:: Data ::
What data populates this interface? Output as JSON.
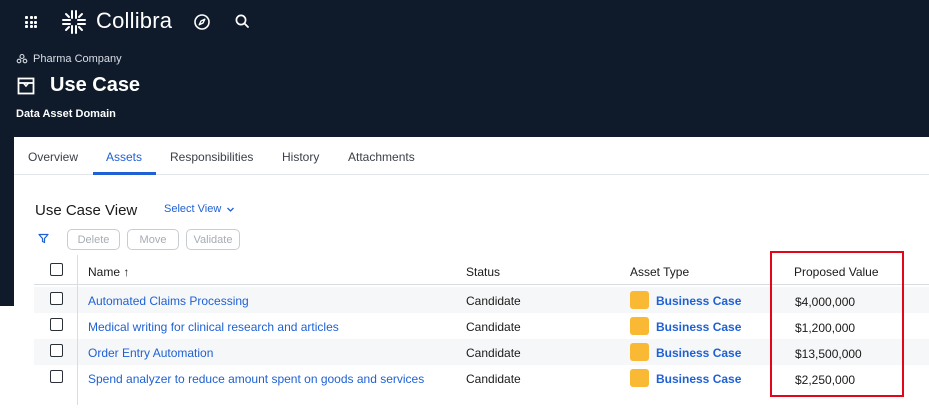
{
  "app": {
    "brand": "Collibra",
    "colors": {
      "header_bg": "#0f1b2b",
      "accent": "#1f61d4",
      "asset_type_chip": "#f9b934",
      "highlight": "#e3061a"
    }
  },
  "header": {
    "icons": [
      "apps-grid-icon",
      "compass-icon",
      "search-icon"
    ],
    "breadcrumb": "Pharma Company",
    "title": "Use Case",
    "subtitle": "Data Asset Domain"
  },
  "tabs": [
    {
      "label": "Overview",
      "active": false
    },
    {
      "label": "Assets",
      "active": true
    },
    {
      "label": "Responsibilities",
      "active": false
    },
    {
      "label": "History",
      "active": false
    },
    {
      "label": "Attachments",
      "active": false
    }
  ],
  "view": {
    "title": "Use Case View",
    "select_view_label": "Select View"
  },
  "toolbar": {
    "delete_label": "Delete",
    "move_label": "Move",
    "validate_label": "Validate"
  },
  "table": {
    "columns": {
      "name": "Name ↑",
      "status": "Status",
      "asset_type": "Asset Type",
      "proposed_value": "Proposed Value"
    },
    "rows": [
      {
        "name": "Automated Claims Processing",
        "status": "Candidate",
        "asset_type": "Business Case",
        "proposed_value": "$4,000,000"
      },
      {
        "name": "Medical writing for clinical research and articles",
        "status": "Candidate",
        "asset_type": "Business Case",
        "proposed_value": "$1,200,000"
      },
      {
        "name": "Order Entry Automation",
        "status": "Candidate",
        "asset_type": "Business Case",
        "proposed_value": "$13,500,000"
      },
      {
        "name": "Spend analyzer to reduce amount spent on goods and services",
        "status": "Candidate",
        "asset_type": "Business Case",
        "proposed_value": "$2,250,000"
      }
    ]
  }
}
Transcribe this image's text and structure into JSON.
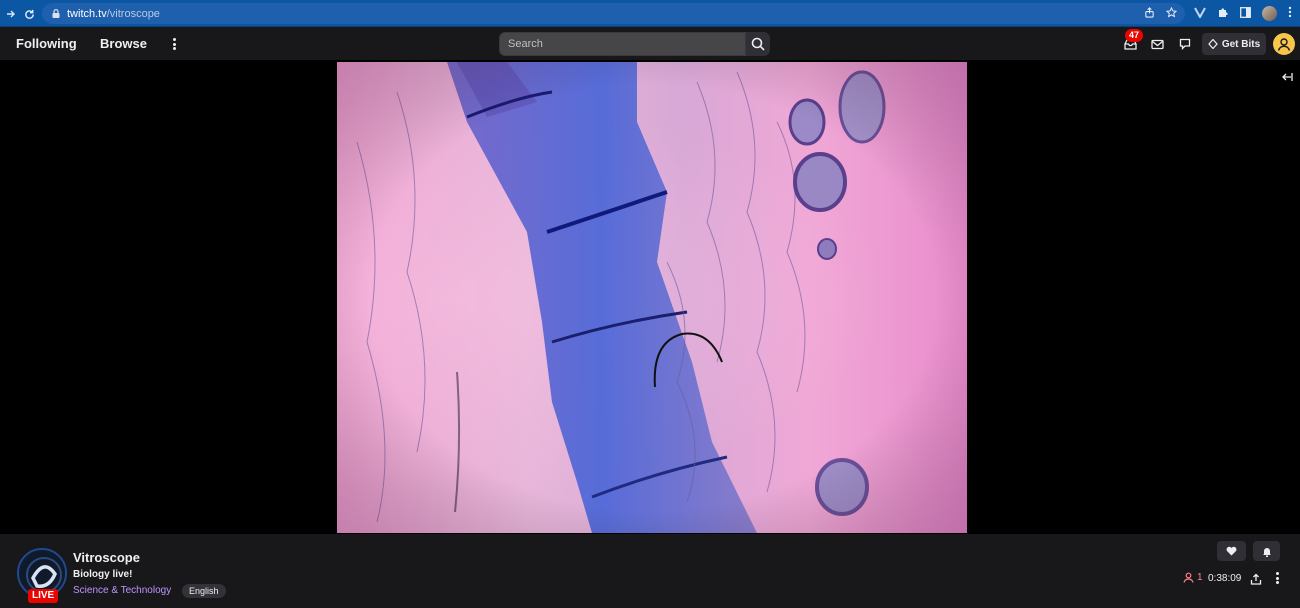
{
  "browser": {
    "url_host": "twitch.tv",
    "url_path": "/vitroscope"
  },
  "topnav": {
    "following": "Following",
    "browse": "Browse",
    "search_placeholder": "Search",
    "notification_count": "47",
    "get_bits": "Get Bits"
  },
  "channel": {
    "name": "Vitroscope",
    "title": "Biology live!",
    "category": "Science & Technology",
    "tag": "English",
    "live_label": "LIVE",
    "viewers": "1",
    "uptime": "0:38:09"
  },
  "colors": {
    "accent": "#9147ff",
    "category_link": "#bf94ff",
    "live": "#eb0400",
    "viewer_count": "#ff8280"
  }
}
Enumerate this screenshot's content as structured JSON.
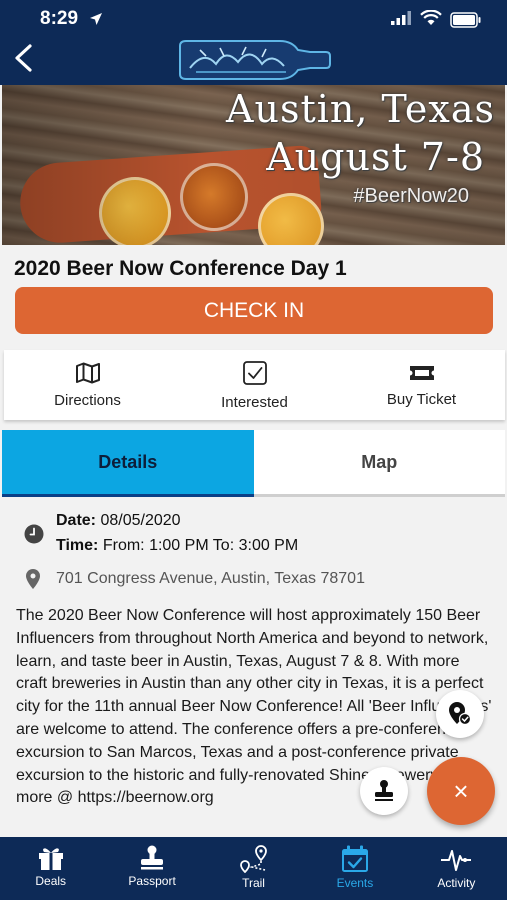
{
  "status_bar": {
    "time": "8:29"
  },
  "hero": {
    "line1": "Austin, Texas",
    "line2": "August 7-8",
    "hashtag": "#BeerNow20"
  },
  "event": {
    "title": "2020 Beer Now Conference Day 1",
    "checkin_label": "CHECK IN",
    "date_label": "Date:",
    "date_value": "08/05/2020",
    "time_label": "Time:",
    "time_value": "From: 1:00 PM To: 3:00 PM",
    "address": "701 Congress Avenue, Austin, Texas 78701",
    "description": "The 2020 Beer Now Conference will host approximately 150 Beer Influencers from throughout North America and beyond to network, learn, and taste beer in Austin, Texas, August 7 & 8. With more craft breweries in Austin than any other city in Texas, it is a perfect city for the 11th annual Beer Now Conference! All 'Beer Influencers' are welcome to attend. The conference offers a pre-conference excursion to San Marcos, Texas and a post-conference private excursion to the historic and fully-renovated Shiner Brewery! Learn more @ https://beernow.org"
  },
  "actions": [
    {
      "label": "Directions",
      "icon": "map-icon"
    },
    {
      "label": "Interested",
      "icon": "checkbox-icon"
    },
    {
      "label": "Buy Ticket",
      "icon": "ticket-icon"
    }
  ],
  "tabs": [
    {
      "label": "Details",
      "active": true
    },
    {
      "label": "Map",
      "active": false
    }
  ],
  "fab": {
    "main_symbol": "×"
  },
  "nav": [
    {
      "label": "Deals",
      "icon": "gift-icon",
      "active": false
    },
    {
      "label": "Passport",
      "icon": "stamp-icon",
      "active": false
    },
    {
      "label": "Trail",
      "icon": "trail-icon",
      "active": false
    },
    {
      "label": "Events",
      "icon": "calendar-icon",
      "active": true
    },
    {
      "label": "Activity",
      "icon": "activity-icon",
      "active": false
    }
  ],
  "colors": {
    "header": "#0d2a57",
    "accent": "#dd6633",
    "tab_active": "#0ca6e2",
    "nav_active": "#2aa8e8"
  }
}
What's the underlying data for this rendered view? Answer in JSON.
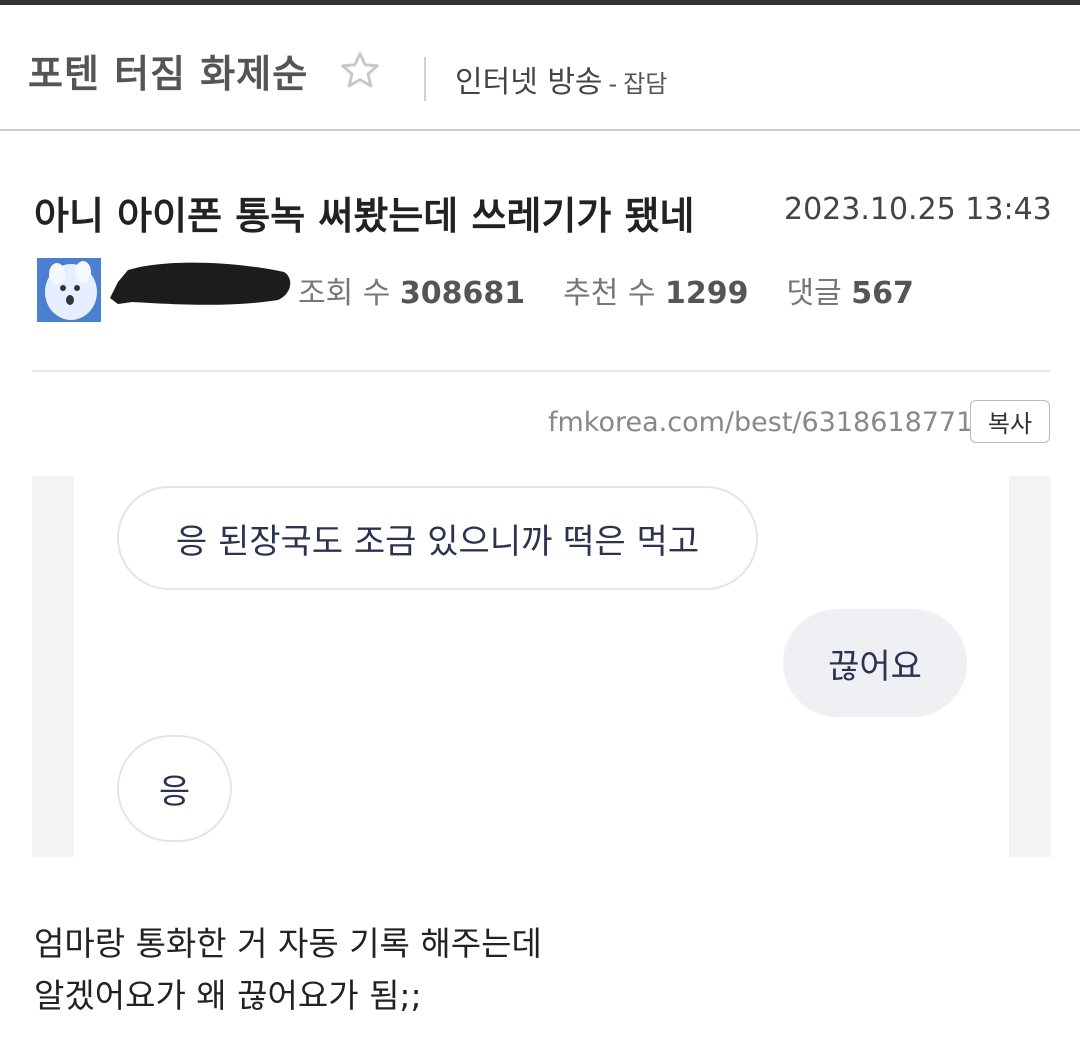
{
  "header": {
    "board_title": "포텐 터짐 화제순",
    "category": "인터넷 방송",
    "category_sep": "-",
    "subcategory": "잡담"
  },
  "post": {
    "title": "아니 아이폰 통녹 써봤는데 쓰레기가 됐네",
    "date": "2023.10.25 13:43",
    "stats": {
      "views_label": "조회 수",
      "views": "308681",
      "likes_label": "추천 수",
      "likes": "1299",
      "comments_label": "댓글",
      "comments": "567"
    },
    "url": "fmkorea.com/best/6318618771",
    "copy_label": "복사",
    "chat": [
      {
        "text": "응 된장국도 조금 있으니까 떡은 먹고",
        "side": "left"
      },
      {
        "text": "끊어요",
        "side": "right"
      },
      {
        "text": "응",
        "side": "left"
      }
    ],
    "body_lines": [
      "엄마랑 통화한 거 자동 기록 해주는데",
      "알겠어요가 왜 끊어요가 됨;;"
    ]
  },
  "icons": {
    "favorite": "star-outline-icon",
    "avatar": "white-dog-avatar"
  }
}
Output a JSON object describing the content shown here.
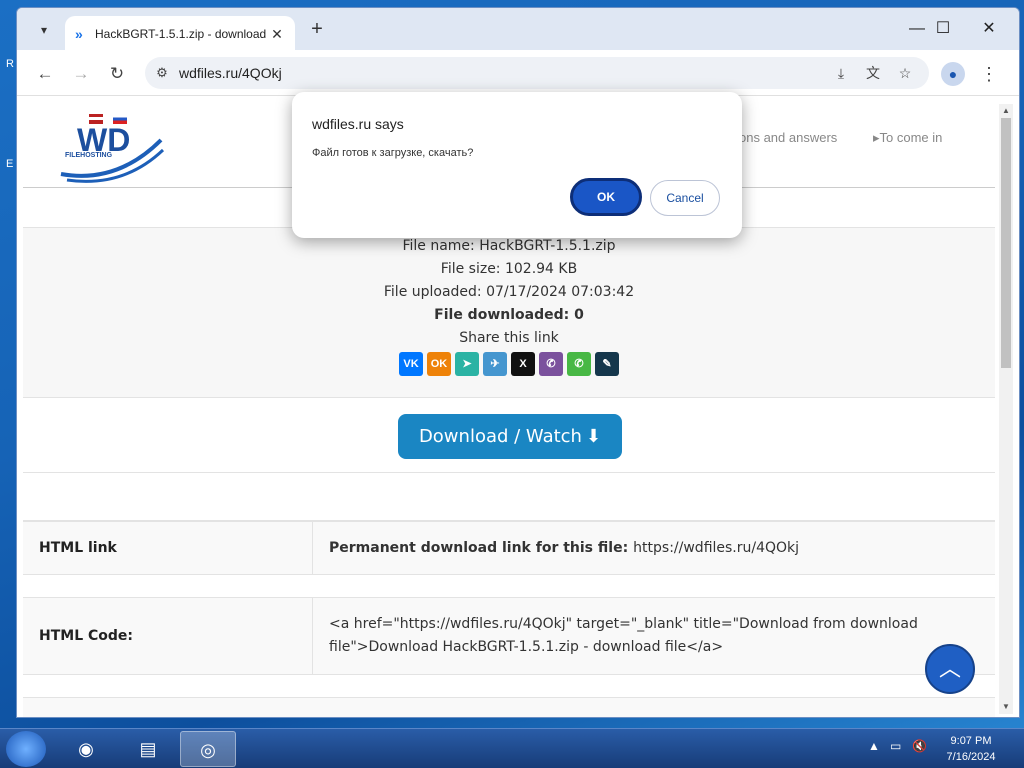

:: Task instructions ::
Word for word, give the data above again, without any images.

:: Result for this exercise ::
What data populates this interface? Output as JSON.
{
  "app": {
    "brand": "Collibra",
    "colors": {
      "header_bg": "#0f1b2b",
      "accent": "#1f61d4",
      "asset_type_chip": "#f9b934",
      "highlight": "#e3061a"
    }
  },
  "header": {
    "icons": [
      "apps-grid-icon",
      "compass-icon",
      "search-icon"
    ],
    "breadcrumb": "Pharma Company",
    "title": "Use Case",
    "subtitle": "Data Asset Domain"
  },
  "tabs": [
    {
      "label": "Overview",
      "active": false
    },
    {
      "label": "Assets",
      "active": true
    },
    {
      "label": "Responsibilities",
      "active": false
    },
    {
      "label": "History",
      "active": false
    },
    {
      "label": "Attachments",
      "active": false
    }
  ],
  "view": {
    "title": "Use Case View",
    "select_view_label": "Select View"
  },
  "toolbar": {
    "delete_label": "Delete",
    "move_label": "Move",
    "validate_label": "Validate"
  },
  "table": {
    "columns": {
      "name": "Name ↑",
      "status": "Status",
      "asset_type": "Asset Type",
      "proposed_value": "Proposed Value"
    },
    "rows": [
      {
        "name": "Automated Claims Processing",
        "status": "Candidate",
        "asset_type": "Business Case",
        "proposed_value": "$4,000,000"
      },
      {
        "name": "Medical writing for clinical research and articles",
        "status": "Candidate",
        "asset_type": "Business Case",
        "proposed_value": "$1,200,000"
      },
      {
        "name": "Order Entry Automation",
        "status": "Candidate",
        "asset_type": "Business Case",
        "proposed_value": "$13,500,000"
      },
      {
        "name": "Spend analyzer to reduce amount spent on goods and services",
        "status": "Candidate",
        "asset_type": "Business Case",
        "proposed_value": "$2,250,000"
      }
    ]
  }
}
Transcribe this image's text and structure into JSON.
{
  "browser": {
    "url_host": "twitch.tv",
    "url_path": "/vitroscope"
  },
  "topnav": {
    "following": "Following",
    "browse": "Browse",
    "search_placeholder": "Search",
    "notification_count": "47",
    "get_bits": "Get Bits"
  },
  "channel": {
    "name": "Vitroscope",
    "title": "Biology live!",
    "category": "Science & Technology",
    "tag": "English",
    "live_label": "LIVE",
    "viewers": "1",
    "uptime": "0:38:09"
  },
  "colors": {
    "accent": "#9147ff",
    "category_link": "#bf94ff",
    "live": "#eb0400",
    "viewer_count": "#ff8280"
  }
}
Enumerate this screenshot's content as structured JSON.
{
  "status_bar": {
    "time": "8:29"
  },
  "hero": {
    "line1": "Austin, Texas",
    "line2": "August 7-8",
    "hashtag": "#BeerNow20"
  },
  "event": {
    "title": "2020 Beer Now Conference Day 1",
    "checkin_label": "CHECK IN",
    "date_label": "Date:",
    "date_value": "08/05/2020",
    "time_label": "Time:",
    "time_value": "From: 1:00 PM To: 3:00 PM",
    "address": "701 Congress Avenue, Austin, Texas 78701",
    "description": "The 2020 Beer Now Conference will host approximately 150 Beer Influencers from throughout North America and beyond to network, learn, and taste beer in Austin, Texas, August 7 & 8. With more craft breweries in Austin than any other city in Texas, it is a perfect city for the 11th annual Beer Now Conference! All 'Beer Influencers' are welcome to attend. The conference offers a pre-conference excursion to San Marcos, Texas and a post-conference private excursion to the historic and fully-renovated Shiner Brewery! Learn more @ https://beernow.org"
  },
  "actions": [
    {
      "label": "Directions",
      "icon": "map-icon"
    },
    {
      "label": "Interested",
      "icon": "checkbox-icon"
    },
    {
      "label": "Buy Ticket",
      "icon": "ticket-icon"
    }
  ],
  "tabs": [
    {
      "label": "Details",
      "active": true
    },
    {
      "label": "Map",
      "active": false
    }
  ],
  "fab": {
    "main_symbol": "×"
  },
  "nav": [
    {
      "label": "Deals",
      "icon": "gift-icon",
      "active": false
    },
    {
      "label": "Passport",
      "icon": "stamp-icon",
      "active": false
    },
    {
      "label": "Trail",
      "icon": "trail-icon",
      "active": false
    },
    {
      "label": "Events",
      "icon": "calendar-icon",
      "active": true
    },
    {
      "label": "Activity",
      "icon": "activity-icon",
      "active": false
    }
  ],
  "colors": {
    "header": "#0d2a57",
    "accent": "#dd6633",
    "tab_active": "#0ca6e2",
    "nav_active": "#2aa8e8"
  }
}
What's the underlying data for this rendered view? Answer in JSON.
{
  "header": {
    "board_title": "포텐 터짐 화제순",
    "category": "인터넷 방송",
    "category_sep": "-",
    "subcategory": "잡담"
  },
  "post": {
    "title": "아니 아이폰 통녹 써봤는데 쓰레기가 됐네",
    "date": "2023.10.25 13:43",
    "stats": {
      "views_label": "조회 수",
      "views": "308681",
      "likes_label": "추천 수",
      "likes": "1299",
      "comments_label": "댓글",
      "comments": "567"
    },
    "url": "fmkorea.com/best/6318618771",
    "copy_label": "복사",
    "chat": [
      {
        "text": "응 된장국도 조금 있으니까 떡은 먹고",
        "side": "left"
      },
      {
        "text": "끊어요",
        "side": "right"
      },
      {
        "text": "응",
        "side": "left"
      }
    ],
    "body_lines": [
      "엄마랑 통화한 거 자동 기록 해주는데",
      "알겠어요가 왜 끊어요가 됨;;"
    ]
  },
  "icons": {
    "favorite": "star-outline-icon",
    "avatar": "white-dog-avatar"
  }
}
Output a JSON object describing the content shown here.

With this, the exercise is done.